Russia to the United States. July 27 - In 1868, the Customs Act is amended to include Alaska. October 7 - In 1869, the prediction of a total solar eclipse by American scientist George Davidson so impressed Kohklux, chief of the Chilkat Indian village of Klukwan, he drew him an incredibly detailed map of a vast part of the interior of the Yukon and Alaska. - In 1871, of the 41 whaling ships hunting in the Bering Sea, 32 are trapped by early ice; all of the 1,200 people on the ships escaped, but 31 of the ships were destroyed the following spring. August - In 1876, twelve whaling ships are trapped by ice near Point Barrow; 50 men die attempting to reach safety. July 2 - In 1882, George Krause becomes the first white man allowed to cross the Chilkat Pass to the interior. - In 1894,

a resolution of the Privy Council authorizes the North-West Mounted Police into the Yukon "in the interests of peace and good government, in the interests also of the public revenue." By June 26, Inspector Charles Constantine and Staff- Sergeant Charles Brown were at Juneau, heading for the goldfields of the British Yukon. October 2 - In 1895, the North-west Territories was divided into the Districts of Franklin, Mackenzie, Ungava and Yukon. August 17 - In 1896, a party consisting of George Carmack, his wife Kate, Skookum Jim, Tagish Charlie and Patsy Henderson stake placer gold claims on Rabbit Creek, and rename the creek Bonanza Creek. July 14 - In 1897, the Excelsior reaches San Francisco with the first large shipment of Klondike gold. July 17 - In 1897, the Portland

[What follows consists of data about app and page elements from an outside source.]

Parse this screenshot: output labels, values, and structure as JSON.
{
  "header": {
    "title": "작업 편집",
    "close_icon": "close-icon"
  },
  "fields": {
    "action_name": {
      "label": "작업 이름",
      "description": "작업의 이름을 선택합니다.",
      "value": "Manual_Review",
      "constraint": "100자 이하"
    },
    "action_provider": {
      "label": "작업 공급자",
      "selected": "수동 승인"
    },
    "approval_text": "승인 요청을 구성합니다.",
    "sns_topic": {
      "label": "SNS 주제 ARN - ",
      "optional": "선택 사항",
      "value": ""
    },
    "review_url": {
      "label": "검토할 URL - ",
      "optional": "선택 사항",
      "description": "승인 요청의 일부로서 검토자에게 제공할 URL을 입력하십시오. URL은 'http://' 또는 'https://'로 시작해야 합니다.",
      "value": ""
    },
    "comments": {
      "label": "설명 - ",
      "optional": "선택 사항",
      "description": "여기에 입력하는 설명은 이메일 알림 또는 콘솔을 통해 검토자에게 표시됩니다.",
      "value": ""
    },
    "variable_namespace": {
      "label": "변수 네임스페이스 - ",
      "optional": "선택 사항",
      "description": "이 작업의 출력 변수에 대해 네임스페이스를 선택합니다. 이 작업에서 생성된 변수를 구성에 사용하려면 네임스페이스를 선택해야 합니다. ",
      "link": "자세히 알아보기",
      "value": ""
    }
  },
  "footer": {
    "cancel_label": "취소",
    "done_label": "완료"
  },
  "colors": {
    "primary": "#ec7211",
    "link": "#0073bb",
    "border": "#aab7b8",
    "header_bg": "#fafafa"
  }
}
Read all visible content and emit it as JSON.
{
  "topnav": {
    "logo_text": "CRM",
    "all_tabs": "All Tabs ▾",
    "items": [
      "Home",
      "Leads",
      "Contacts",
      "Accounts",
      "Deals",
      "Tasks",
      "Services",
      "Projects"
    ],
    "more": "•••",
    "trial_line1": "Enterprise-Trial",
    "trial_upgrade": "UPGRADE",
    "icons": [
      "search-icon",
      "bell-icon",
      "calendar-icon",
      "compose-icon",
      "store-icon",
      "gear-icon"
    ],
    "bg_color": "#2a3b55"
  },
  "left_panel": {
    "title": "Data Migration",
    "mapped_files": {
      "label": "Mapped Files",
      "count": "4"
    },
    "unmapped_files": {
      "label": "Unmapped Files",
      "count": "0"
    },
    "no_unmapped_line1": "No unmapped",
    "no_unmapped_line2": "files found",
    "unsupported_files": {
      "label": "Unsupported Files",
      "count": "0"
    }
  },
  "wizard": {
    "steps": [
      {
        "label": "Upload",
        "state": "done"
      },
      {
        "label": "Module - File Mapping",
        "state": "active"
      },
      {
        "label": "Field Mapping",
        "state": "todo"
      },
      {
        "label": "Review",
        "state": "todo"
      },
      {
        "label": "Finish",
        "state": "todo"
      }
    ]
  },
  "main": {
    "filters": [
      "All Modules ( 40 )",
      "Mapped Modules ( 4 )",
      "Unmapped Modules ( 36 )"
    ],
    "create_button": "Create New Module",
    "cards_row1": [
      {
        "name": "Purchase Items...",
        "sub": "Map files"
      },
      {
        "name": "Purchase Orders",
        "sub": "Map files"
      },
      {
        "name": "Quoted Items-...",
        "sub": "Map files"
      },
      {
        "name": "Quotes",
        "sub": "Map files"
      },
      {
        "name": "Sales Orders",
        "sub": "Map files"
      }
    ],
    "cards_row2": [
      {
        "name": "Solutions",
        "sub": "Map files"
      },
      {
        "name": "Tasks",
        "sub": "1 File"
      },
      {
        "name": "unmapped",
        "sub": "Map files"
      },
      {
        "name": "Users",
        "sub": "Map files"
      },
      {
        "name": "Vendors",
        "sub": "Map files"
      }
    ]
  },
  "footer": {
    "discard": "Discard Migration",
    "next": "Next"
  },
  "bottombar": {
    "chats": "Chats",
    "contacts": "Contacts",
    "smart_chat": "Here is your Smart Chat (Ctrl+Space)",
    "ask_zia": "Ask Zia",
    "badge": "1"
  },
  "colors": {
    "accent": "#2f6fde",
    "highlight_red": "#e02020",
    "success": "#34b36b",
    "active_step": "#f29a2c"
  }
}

reached Seattle with a large shipment of Klondike, turning the excitement caused by the Excelsior's arrival at San Francisco into an all-out gold rush. - In 1898, gold was discovered near the future site of Nome, triggering a stampede. - In 1898, a series of 5 avalanches in the Chilkoot Pass between 2:00 AM and noon killed over 70 people. June 13 - In 1898, the Yukon Territory is created. July 29 - In 1900, the White Pass & Yukon Route railroad was completed, with the Golden Spike driven at Carcross, Yukon. - In 1900, Congress authorized a massive telegraph construction project in Alaska. July 22 - In 1902, Felice Pedroni ("Felix Pedro") discovered gold in the Tanana Hills, causing a stampede which resulted in the founding of Fairbanks. May - In 1904, the first

commercial wireless communication facility in the U.S. opened, between Nome and St. Michael. May 7 - In 1906, the Alaska Delegate Act was passed by Congress, giving the territory's 40,000 people the right to elect a non-voting delegate to Congress. August 24 - In 1912, the Alaska Territorial Act was passed by Congress. July 3 - In 1913, the first airplane in Alaska made a demonstration flight at Fairbanks, piloted by James V. Lilly. March 12 - In 1914, a bill authorizing the construction of the government-financed Alaska Railroad was signed by President Wilson. Construction started in 1915, and some sections were opened as they were completed, but the entire line, running from Seward to Fairbanks, was not completed until July 15, 1923. October 25 - In 1918, the coastal steamer